Lucy Studey says she spent 45 years trying to convince anyone who would listen that her father Donald Dean Studey had murdered scores of young women and buried them with the help of his children, but no one would believe her. Now, per a new report, cadaver dogs have pinpointed suspected human remains at the spots Studey identified in a remote field in western Iowa. If her story is confirmed by further investigation, it would mean her father was one of the most prolific serial killers in US history.
According to Studey, her father killed at least 50 to 70 women over a span of three decades. He reportedly died in March 2013 at the age of 75. "I know where the bodies are buried," she told Newsweek, whose reporters were at the scene of the investigation in the remote stretch outside Thurman, Iowa. Studey recalled how her father would direct her and her siblings to help him as he transported bodies. She said he would use a wheelbarrow in the warmer months and a toboggan in winter. "He would just tell us we had to go to the well, and I knew what that meant," Studey remembered, according to the outlet. "Every time I went to the well or into the hills, I didn't think I was coming down.

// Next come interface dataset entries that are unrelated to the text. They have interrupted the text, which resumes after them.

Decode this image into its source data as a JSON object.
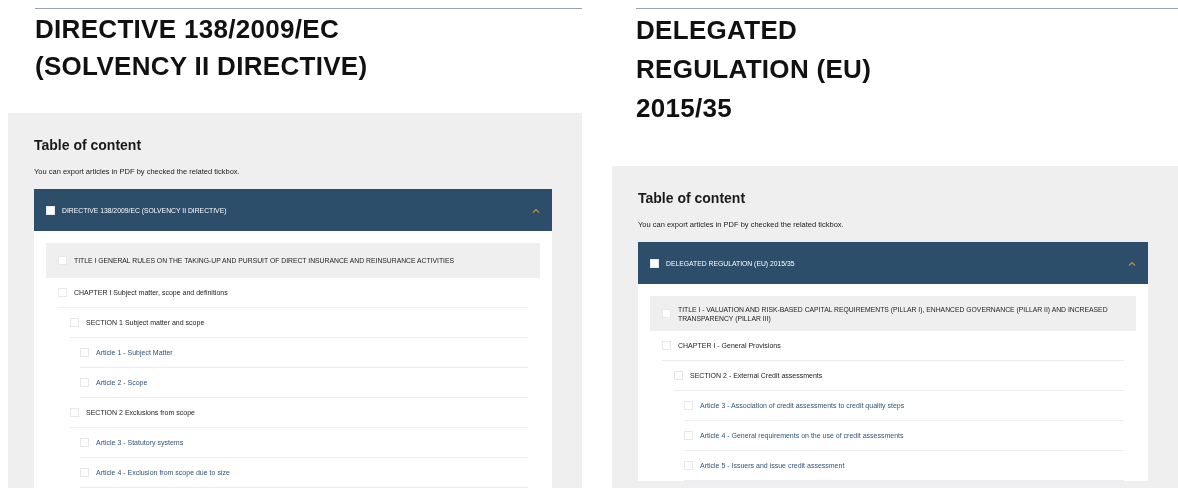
{
  "panels": [
    {
      "heading": [
        "DIRECTIVE 138/2009/EC",
        "(SOLVENCY II DIRECTIVE)"
      ],
      "toc_title": "Table of content",
      "note": "You can export articles in PDF by checked the related tickbox.",
      "root": {
        "label": "DIRECTIVE 138/2009/EC (SOLVENCY II DIRECTIVE)",
        "checked": false,
        "expanded": true,
        "children": [
          {
            "kind": "title",
            "label": "TITLE I GENERAL RULES ON THE TAKING-UP AND PURSUIT OF DIRECT INSURANCE AND REINSURANCE ACTIVITIES",
            "checked": false,
            "children": [
              {
                "kind": "chapter",
                "label": "CHAPTER I Subject matter, scope and definitions",
                "checked": false,
                "children": [
                  {
                    "kind": "section",
                    "label": "SECTION 1 Subject matter and scope",
                    "checked": false,
                    "children": [
                      {
                        "kind": "article",
                        "label": "Article 1 - Subject Matter",
                        "checked": false
                      },
                      {
                        "kind": "article",
                        "label": "Article 2 - Scope",
                        "checked": false
                      }
                    ]
                  },
                  {
                    "kind": "section",
                    "label": "SECTION 2 Exclusions from scope",
                    "checked": false,
                    "children": [
                      {
                        "kind": "article",
                        "label": "Article 3 - Statutory systems",
                        "checked": false
                      },
                      {
                        "kind": "article",
                        "label": "Article 4 - Exclusion from scope due to size",
                        "checked": false
                      }
                    ]
                  }
                ]
              }
            ]
          }
        ]
      }
    },
    {
      "heading": [
        "DELEGATED",
        "REGULATION (EU)",
        "2015/35"
      ],
      "toc_title": "Table of content",
      "note": "You can export articles in PDF by checked the related tickbox.",
      "root": {
        "label": "DELEGATED REGULATION (EU) 2015/35",
        "checked": false,
        "expanded": true,
        "children": [
          {
            "kind": "title",
            "label": "TITLE I - VALUATION AND RISK-BASED CAPITAL REQUIREMENTS (PILLAR I), ENHANCED GOVERNANCE (PILLAR II) AND INCREASED TRANSPARENCY (PILLAR III)",
            "checked": false,
            "children": [
              {
                "kind": "chapter",
                "label": "CHAPTER I - General Provisions",
                "checked": false,
                "children": [
                  {
                    "kind": "section",
                    "label": "SECTION 2 - External Credit assessments",
                    "checked": false,
                    "children": [
                      {
                        "kind": "article",
                        "label": "Article 3 - Association of credit assessments to credit quality steps",
                        "checked": false
                      },
                      {
                        "kind": "article",
                        "label": "Article 4 - General requirements on the use of credit assessments",
                        "checked": false
                      },
                      {
                        "kind": "article",
                        "label": "Article 5 - Issuers and issue credit assessment",
                        "checked": false
                      }
                    ]
                  }
                ]
              }
            ]
          }
        ]
      }
    }
  ]
}
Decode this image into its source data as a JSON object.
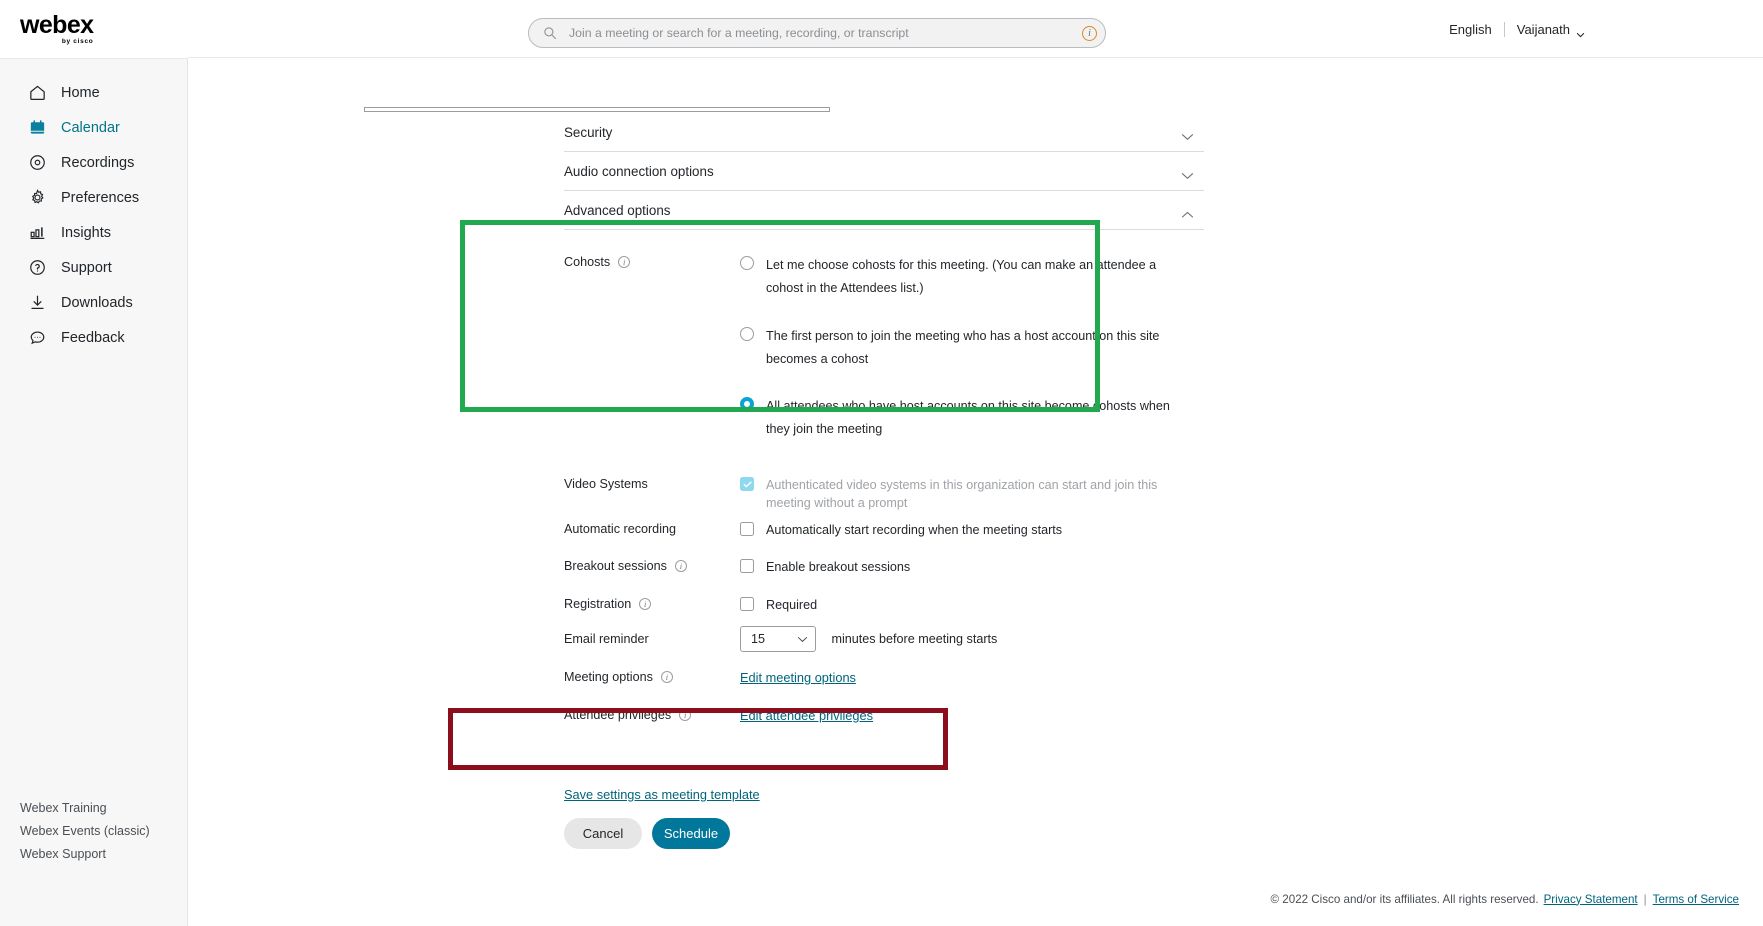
{
  "brand": {
    "name": "webex",
    "tagline": "by cisco"
  },
  "sidebar": {
    "items": [
      {
        "label": "Home",
        "icon": "home-icon",
        "active": false
      },
      {
        "label": "Calendar",
        "icon": "calendar-icon",
        "active": true
      },
      {
        "label": "Recordings",
        "icon": "recordings-icon",
        "active": false
      },
      {
        "label": "Preferences",
        "icon": "gear-icon",
        "active": false
      },
      {
        "label": "Insights",
        "icon": "chart-icon",
        "active": false
      },
      {
        "label": "Support",
        "icon": "question-icon",
        "active": false
      },
      {
        "label": "Downloads",
        "icon": "download-icon",
        "active": false
      },
      {
        "label": "Feedback",
        "icon": "feedback-icon",
        "active": false
      }
    ],
    "bottom_links": [
      {
        "label": "Webex Training"
      },
      {
        "label": "Webex Events (classic)"
      },
      {
        "label": "Webex Support"
      }
    ]
  },
  "header": {
    "search_placeholder": "Join a meeting or search for a meeting, recording, or transcript",
    "search_value": "",
    "language": "English",
    "user": "Vaijanath"
  },
  "accordions": [
    {
      "label": "Security",
      "expanded": false
    },
    {
      "label": "Audio connection options",
      "expanded": false
    },
    {
      "label": "Advanced options",
      "expanded": true
    }
  ],
  "advanced": {
    "cohosts": {
      "label": "Cohosts",
      "options": [
        {
          "text": "Let me choose cohosts for this meeting. (You can make an attendee a cohost in the Attendees list.)",
          "selected": false
        },
        {
          "text": "The first person to join the meeting who has a host account on this site becomes a cohost",
          "selected": false
        },
        {
          "text": "All attendees who have host accounts on this site become cohosts when they join the meeting",
          "selected": true
        }
      ]
    },
    "video_systems": {
      "label": "Video Systems",
      "option_text": "Authenticated video systems in this organization can start and join this meeting without a prompt",
      "checked": true,
      "disabled": true
    },
    "automatic_recording": {
      "label": "Automatic recording",
      "option_text": "Automatically start recording when the meeting starts",
      "checked": false
    },
    "breakout_sessions": {
      "label": "Breakout sessions",
      "option_text": "Enable breakout sessions",
      "checked": false
    },
    "registration": {
      "label": "Registration",
      "option_text": "Required",
      "checked": false
    },
    "email_reminder": {
      "label": "Email reminder",
      "value": "15",
      "suffix": "minutes before meeting starts"
    },
    "meeting_options": {
      "label": "Meeting options",
      "link": "Edit meeting options"
    },
    "attendee_privileges": {
      "label": "Attendee privileges",
      "link": "Edit attendee privileges"
    }
  },
  "actions": {
    "save_template_link": "Save settings as meeting template",
    "cancel": "Cancel",
    "schedule": "Schedule"
  },
  "footer": {
    "copyright": "© 2022 Cisco and/or its affiliates. All rights reserved.",
    "privacy": "Privacy Statement",
    "terms": "Terms of Service"
  },
  "highlights": {
    "green": "#22a84e",
    "red": "#8c0d1c"
  }
}
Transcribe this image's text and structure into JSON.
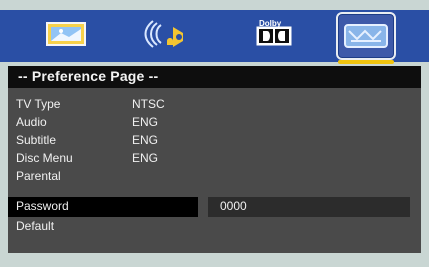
{
  "icons": [
    "general-setup-icon",
    "audio-setup-icon",
    "dolby-digital-icon",
    "preference-page-icon"
  ],
  "dolby_label": "Dolby",
  "title": "-- Preference Page --",
  "rows": [
    {
      "label": "TV Type",
      "value": "NTSC"
    },
    {
      "label": "Audio",
      "value": "ENG"
    },
    {
      "label": "Subtitle",
      "value": "ENG"
    },
    {
      "label": "Disc Menu",
      "value": "ENG"
    },
    {
      "label": "Parental",
      "value": ""
    }
  ],
  "password": {
    "label": "Password",
    "value": "0000"
  },
  "default_label": "Default",
  "colors": {
    "icon_bar": "#2a4fa5",
    "title_bar": "#0e0e0e",
    "panel": "#4a4a4a",
    "selection": "#f1c40f",
    "background": "#c9d6d3"
  }
}
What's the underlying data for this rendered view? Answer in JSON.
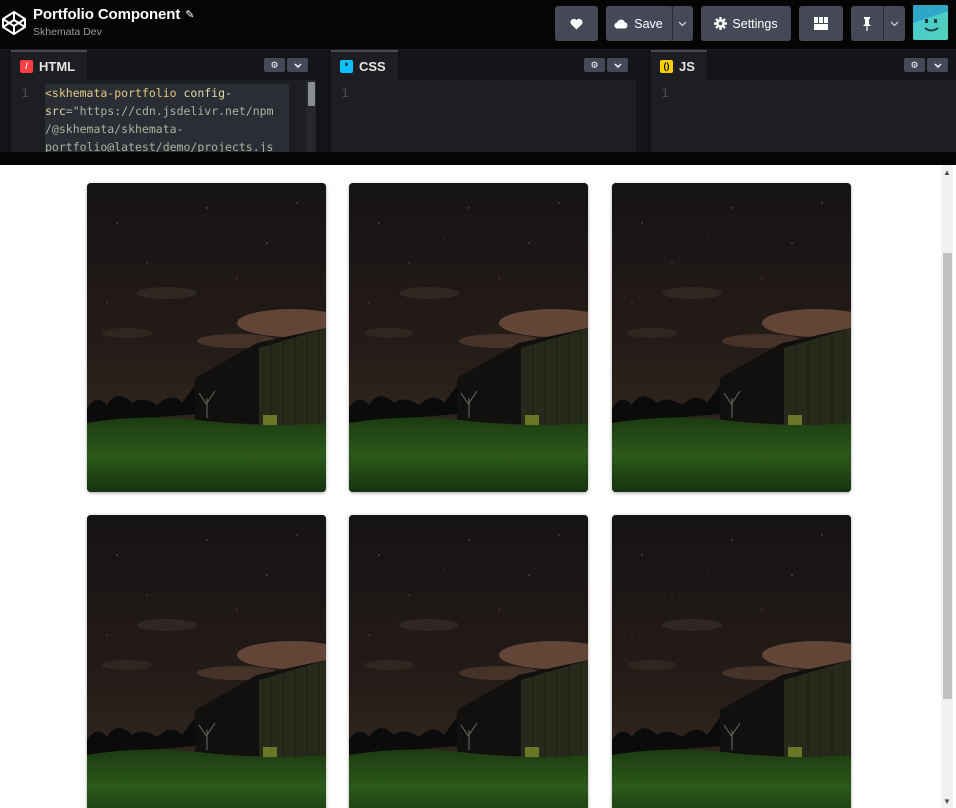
{
  "header": {
    "title": "Portfolio Component",
    "author": "Skhemata Dev",
    "save_label": "Save",
    "settings_label": "Settings"
  },
  "editors": {
    "html": {
      "label": "HTML",
      "line_number": "1",
      "code_lines": [
        {
          "tag": "<skhemata-portfolio",
          "attr": " config-"
        },
        {
          "attr": "src",
          "eq": "=",
          "str": "\"https://cdn.jsdelivr.net/npm"
        },
        {
          "str": "/@skhemata/skhemata-"
        },
        {
          "str": "portfolio@latest/demo/projects.js"
        }
      ]
    },
    "css": {
      "label": "CSS",
      "line_number": "1"
    },
    "js": {
      "label": "JS",
      "line_number": "1"
    }
  },
  "preview": {
    "cards": [
      {
        "name": "portfolio-card-1"
      },
      {
        "name": "portfolio-card-2"
      },
      {
        "name": "portfolio-card-3"
      },
      {
        "name": "portfolio-card-4"
      },
      {
        "name": "portfolio-card-5"
      },
      {
        "name": "portfolio-card-6"
      }
    ]
  },
  "icons": {
    "logo": "codepen-logo-icon",
    "love": "heart-icon",
    "save": "cloud-icon",
    "settings": "gear-icon",
    "layout": "layout-grid-icon",
    "pin": "pin-icon"
  },
  "colors": {
    "header_bg": "#050505",
    "button_bg": "#444857",
    "editor_bg": "#1d1e22",
    "html_accent": "#ff3c41",
    "css_accent": "#0ebeff",
    "js_accent": "#fcd000"
  }
}
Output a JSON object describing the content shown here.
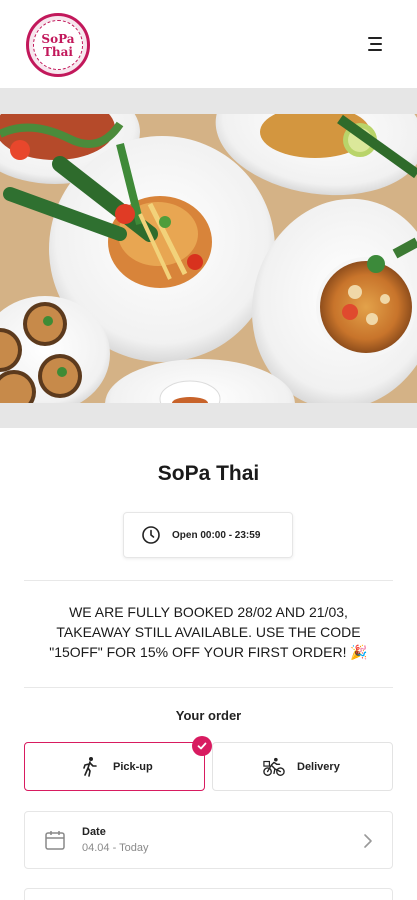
{
  "header": {
    "logo_line1": "SoPa",
    "logo_line2": "Thai"
  },
  "restaurant": {
    "name": "SoPa Thai",
    "hours": "Open 00:00 - 23:59"
  },
  "notice": "WE ARE FULLY BOOKED 28/02 AND 21/03, TAKEAWAY STILL AVAILABLE. USE THE CODE \"15OFF\" FOR 15% OFF YOUR FIRST ORDER! 🎉",
  "order": {
    "heading": "Your order",
    "modes": [
      {
        "label": "Pick-up",
        "selected": true
      },
      {
        "label": "Delivery",
        "selected": false
      }
    ],
    "date": {
      "label": "Date",
      "value": "04.04 - Today"
    }
  },
  "colors": {
    "accent": "#d81b60",
    "border": "#e6e6e6"
  },
  "icons": [
    "menu-icon",
    "clock-icon",
    "walking-icon",
    "bicycle-icon",
    "calendar-icon",
    "chevron-right-icon",
    "check-icon"
  ]
}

I thought he would kill me because I wouldn't keep my mouth shut." After dumping the bodies into the well, the siblings would pile dirt and lye on top to prevent odor, she said.
Studey was joined at the scene by Fremont County Sheriff Kevin Aistrope, who was accompanied by two deputies, a dog handler, and his two dogs. "I believe her 100 percent that there's bodies in there," Aistrope told Newsweek. Authorities suspect Donald lured women to his five acres of forested hills and farmland before ultimately killing them. Most of his alleged victims were sex workers or transients picked up in nearby Omaha, Nebraska. Studey said her father ensured his children knew what he was doing and forced them to help with the burials. She remembered him saying about one victim, "The b**** deserved it." Lucy, who now lives under her married name that was withheld by Newsweek, said all of the victims were white and most of them had darkish hair. She also guessed that most were in their 20s over 30s, except for a 15-year-old runaway.
Cadaver dogs deployed at the scene signaled likely human remains by barking or by sitting still where remains were potentially located. "I really think there's bones there," Aistrope told the outlet. "It's hard for me to believe that two dogs would hit in the exact same places and be false. We don't know what it is. The settlers were up there. There was Indian Country up there as well, but I tend to believe Lucy." Aistrope said. "Right now, we don't even have a bone. According to the dogs, this is a very large burial site." Studey said many of the victims were buried in the 90-to-100-foot well, clothed and wearing jewelry, adding that her father would keep gold teeth as trophies. She said the lye used for burying the bodies would act as a preservative and slow down decomposition while also hiding the smell.
"All I want is to get these sites dug up, and to bring closure for people and to give these women a proper burial," Studey continued. She said she tried to tell her story to many people over the years, including teachers, priests, and "law enforcement all over Iowa and Nebraska trying to get something done." According to her, the trauma of an abusive upbringing and being forced to take part in the burials won't be mitigated until the truth is established. "No one would listen to me," Studey said. "The teacher said family matters should be handled as a family, and law enforcement has said they couldn't trust the memory of a child. I was just a kid then, but I remember it all." The sheriff told Newsweek that Studey was being treated as a witness and was not a suspect in any crime.